The Batuan Temple was founded in 1020 AD and is probably the oldest existing temple in Bali. Batuan comes from the root word 'batu' meaning stone and is a nod to the community's megalithic tradition of using upright stones as a site of worship and meetings. The Batuan temple is filled with Balinese carved ornamentation in every building including scenes from the Ramayana epic which reminded us of the bas relief found at Angkor Wat in Cambodia, One thing we learned here is that the temple and all other temples as well as public spaces in Bali are mostly voluntarily cared for by the villagers..  It might have started years ago as a requirement but now the citizens (young and old) find this voluntary work as a natural and important part of their lives. It is seen as a civic duty and community affair.

Ancient Stone Ornamentation at Batuan Temple
From the watercolor travel sketchbook of jojo sabalvaro tan
February 2016
Ubud was our favorite town in Bali. It is filled with artisans and craftsmen,   the number of artists concentrated in one place is mind-boggling. Both sides of the road are filled with store after store featuring all manner of arts and crafts such as stone and wood sculptures, paintings, baskets and almost anything you can think of. I noticed there were a number of shops selling birdhouses. Our guide said this is the craft du jour. A few months ago, it was beaded jewelry and months before that something else. If you take away the shops, the real Bali is revealed. Verdant rice paddies, dense forests, steep ravines, farms and horticultural centers. And the weather is definitely more pleasant than in Denpasar or Seminyak. If we ever get a chance to come back, we will definitely stay in Ubud. One of the sites we visited is Ubud's Sacred Monkey Forest where long tailed monkeys roam free and are considered guardians of the temple. Just be careful with any food or loose items you are carrying as these cute little guys are quick to approach and grab them from you.
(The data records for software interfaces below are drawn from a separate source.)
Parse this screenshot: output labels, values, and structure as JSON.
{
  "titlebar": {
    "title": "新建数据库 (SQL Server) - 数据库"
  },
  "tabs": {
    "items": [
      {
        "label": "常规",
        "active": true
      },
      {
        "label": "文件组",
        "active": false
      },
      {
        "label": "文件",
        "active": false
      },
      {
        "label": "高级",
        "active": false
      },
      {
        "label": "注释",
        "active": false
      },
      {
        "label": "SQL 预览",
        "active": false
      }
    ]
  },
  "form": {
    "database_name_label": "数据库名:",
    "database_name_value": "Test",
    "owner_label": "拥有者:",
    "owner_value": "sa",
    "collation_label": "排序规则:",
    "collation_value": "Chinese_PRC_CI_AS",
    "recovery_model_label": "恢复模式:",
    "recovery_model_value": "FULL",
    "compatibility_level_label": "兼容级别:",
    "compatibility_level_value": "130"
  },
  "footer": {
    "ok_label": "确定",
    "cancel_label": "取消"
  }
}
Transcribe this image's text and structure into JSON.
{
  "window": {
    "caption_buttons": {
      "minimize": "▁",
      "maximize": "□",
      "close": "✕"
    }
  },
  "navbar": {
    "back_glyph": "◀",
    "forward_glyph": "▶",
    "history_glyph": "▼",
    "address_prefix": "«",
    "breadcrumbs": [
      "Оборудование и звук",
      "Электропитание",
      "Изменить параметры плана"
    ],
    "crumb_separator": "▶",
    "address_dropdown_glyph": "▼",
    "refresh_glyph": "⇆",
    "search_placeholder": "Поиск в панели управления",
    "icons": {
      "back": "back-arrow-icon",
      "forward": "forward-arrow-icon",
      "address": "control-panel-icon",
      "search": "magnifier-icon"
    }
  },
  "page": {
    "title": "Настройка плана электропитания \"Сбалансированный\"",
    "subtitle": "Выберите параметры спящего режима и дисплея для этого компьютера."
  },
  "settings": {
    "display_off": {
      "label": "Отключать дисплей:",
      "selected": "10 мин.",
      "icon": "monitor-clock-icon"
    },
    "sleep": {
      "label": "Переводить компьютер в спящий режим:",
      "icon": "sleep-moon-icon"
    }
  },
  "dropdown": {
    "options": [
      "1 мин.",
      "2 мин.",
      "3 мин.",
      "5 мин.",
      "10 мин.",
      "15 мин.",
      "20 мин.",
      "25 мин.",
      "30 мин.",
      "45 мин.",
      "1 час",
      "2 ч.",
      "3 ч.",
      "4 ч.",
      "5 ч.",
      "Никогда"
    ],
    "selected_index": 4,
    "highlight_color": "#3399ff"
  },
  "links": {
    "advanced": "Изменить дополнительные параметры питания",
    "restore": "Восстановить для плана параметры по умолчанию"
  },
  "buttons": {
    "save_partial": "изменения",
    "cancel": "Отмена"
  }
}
A Family of Monkeys at Ubud Monkey Forest
From the watercolor travel sketchbook of jojo sabalvaro tan
February 2016
We stopped for a coffee break in one of the many Kopi Luwak coffee places.  This coffee is produced from partly digested coffee cherries eaten and then defecated by the Asian palm civet, a process which is said to improve the flavor profiles of the coffee beans. We were shown the civets and the process of making luwak coffee then were treated to a taste test of the different coffee and tea flavors made with the luwak beans while seated overlooking  folks working in  the rice terraces of Ubud. Our guide told us that he likes to take his visitors trekking the rice fields, a popular adventure for tourist but even more popular is trekking the volcanoes of Bali. An idea for our next visit.
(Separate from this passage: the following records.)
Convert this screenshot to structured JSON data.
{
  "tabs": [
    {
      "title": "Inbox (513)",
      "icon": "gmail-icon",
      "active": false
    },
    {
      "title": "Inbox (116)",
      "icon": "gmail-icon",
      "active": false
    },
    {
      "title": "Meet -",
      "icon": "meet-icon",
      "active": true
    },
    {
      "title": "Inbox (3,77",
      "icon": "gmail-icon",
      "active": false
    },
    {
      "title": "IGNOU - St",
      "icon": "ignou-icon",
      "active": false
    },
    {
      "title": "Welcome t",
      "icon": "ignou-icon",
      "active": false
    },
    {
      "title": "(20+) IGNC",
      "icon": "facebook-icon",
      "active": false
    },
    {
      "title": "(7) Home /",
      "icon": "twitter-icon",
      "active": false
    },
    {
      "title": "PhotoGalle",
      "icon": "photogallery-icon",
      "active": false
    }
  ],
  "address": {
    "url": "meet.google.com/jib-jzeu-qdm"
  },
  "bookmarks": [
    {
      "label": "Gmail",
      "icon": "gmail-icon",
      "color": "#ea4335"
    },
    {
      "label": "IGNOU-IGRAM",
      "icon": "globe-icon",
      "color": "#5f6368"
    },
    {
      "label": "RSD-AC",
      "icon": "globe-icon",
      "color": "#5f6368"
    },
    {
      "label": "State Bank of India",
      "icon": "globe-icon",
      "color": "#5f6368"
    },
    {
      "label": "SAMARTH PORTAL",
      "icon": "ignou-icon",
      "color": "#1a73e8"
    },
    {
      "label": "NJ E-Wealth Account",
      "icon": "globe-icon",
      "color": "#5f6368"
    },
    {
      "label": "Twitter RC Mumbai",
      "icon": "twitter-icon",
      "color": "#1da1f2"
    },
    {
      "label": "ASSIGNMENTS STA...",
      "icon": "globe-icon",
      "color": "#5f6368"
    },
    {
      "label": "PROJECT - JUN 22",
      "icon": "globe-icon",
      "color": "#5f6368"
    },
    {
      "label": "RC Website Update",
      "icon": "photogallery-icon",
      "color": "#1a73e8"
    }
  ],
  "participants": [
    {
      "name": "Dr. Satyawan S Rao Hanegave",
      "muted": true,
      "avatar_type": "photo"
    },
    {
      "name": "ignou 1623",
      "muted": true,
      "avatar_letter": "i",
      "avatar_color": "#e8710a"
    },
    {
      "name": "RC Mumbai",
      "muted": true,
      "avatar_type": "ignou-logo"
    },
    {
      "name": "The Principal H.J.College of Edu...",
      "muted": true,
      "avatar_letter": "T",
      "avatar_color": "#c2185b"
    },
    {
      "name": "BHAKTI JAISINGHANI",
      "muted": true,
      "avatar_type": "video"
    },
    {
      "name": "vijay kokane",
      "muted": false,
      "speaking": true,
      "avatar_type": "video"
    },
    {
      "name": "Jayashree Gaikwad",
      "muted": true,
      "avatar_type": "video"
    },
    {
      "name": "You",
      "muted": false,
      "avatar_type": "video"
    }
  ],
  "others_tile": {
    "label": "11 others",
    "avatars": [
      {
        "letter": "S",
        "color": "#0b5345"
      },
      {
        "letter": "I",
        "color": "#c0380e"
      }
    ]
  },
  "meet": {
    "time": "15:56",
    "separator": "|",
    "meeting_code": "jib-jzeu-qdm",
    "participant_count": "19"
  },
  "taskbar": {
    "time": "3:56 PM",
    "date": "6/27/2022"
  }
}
Sampling Luwak Coffee and Tea
From the watercolor travel sketchbook of jojo sabalvaro tan
February 2016
I cannot be in Bali and not see how Batik and Ikat fabrics are made. We visited the Bidabari Batik Shop in Tohpati, a village known for their Batik artists. There were artisans there that took you through the process of making wax-resist batiks and as well as working the ikat looms. While the batiks in the store are probably more expensive than outside Tohpati, you are guaranteed authentic made-in-Bali  fabric. In the age where most items you buy all over the world are made in China, Bali is a good place to shop for items made by local artisans.
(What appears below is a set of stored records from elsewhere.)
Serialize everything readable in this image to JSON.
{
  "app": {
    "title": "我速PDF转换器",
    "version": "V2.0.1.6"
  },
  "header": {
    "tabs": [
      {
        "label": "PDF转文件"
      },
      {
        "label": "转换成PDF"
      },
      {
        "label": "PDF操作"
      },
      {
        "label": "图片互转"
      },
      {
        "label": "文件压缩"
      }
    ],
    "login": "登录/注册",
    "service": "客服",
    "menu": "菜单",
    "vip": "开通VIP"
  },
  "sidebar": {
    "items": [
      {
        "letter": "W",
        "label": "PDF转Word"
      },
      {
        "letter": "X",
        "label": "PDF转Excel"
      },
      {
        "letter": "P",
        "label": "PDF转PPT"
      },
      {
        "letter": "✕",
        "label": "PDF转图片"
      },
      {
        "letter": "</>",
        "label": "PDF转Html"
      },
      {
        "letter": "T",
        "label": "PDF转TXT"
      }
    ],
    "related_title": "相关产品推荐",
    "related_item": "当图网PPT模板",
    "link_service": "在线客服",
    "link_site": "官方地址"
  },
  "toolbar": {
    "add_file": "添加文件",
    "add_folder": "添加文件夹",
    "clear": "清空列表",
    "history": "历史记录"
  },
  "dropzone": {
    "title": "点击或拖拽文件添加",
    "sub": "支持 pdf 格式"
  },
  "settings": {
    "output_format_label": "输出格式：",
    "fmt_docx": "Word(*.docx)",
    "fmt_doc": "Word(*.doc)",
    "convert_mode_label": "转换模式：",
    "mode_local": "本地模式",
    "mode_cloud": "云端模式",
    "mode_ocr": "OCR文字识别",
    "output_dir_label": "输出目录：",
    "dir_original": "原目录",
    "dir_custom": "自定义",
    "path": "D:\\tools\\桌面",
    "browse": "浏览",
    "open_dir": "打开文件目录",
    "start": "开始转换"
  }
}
Balinese Artisan applying wax designs to cloth in preparation for the dyeing process
 From the watercolor travel sketchbook of jojo sabalvaro tan
February 2016
Next: Watercolor Travel Journal - Bali High -Part 2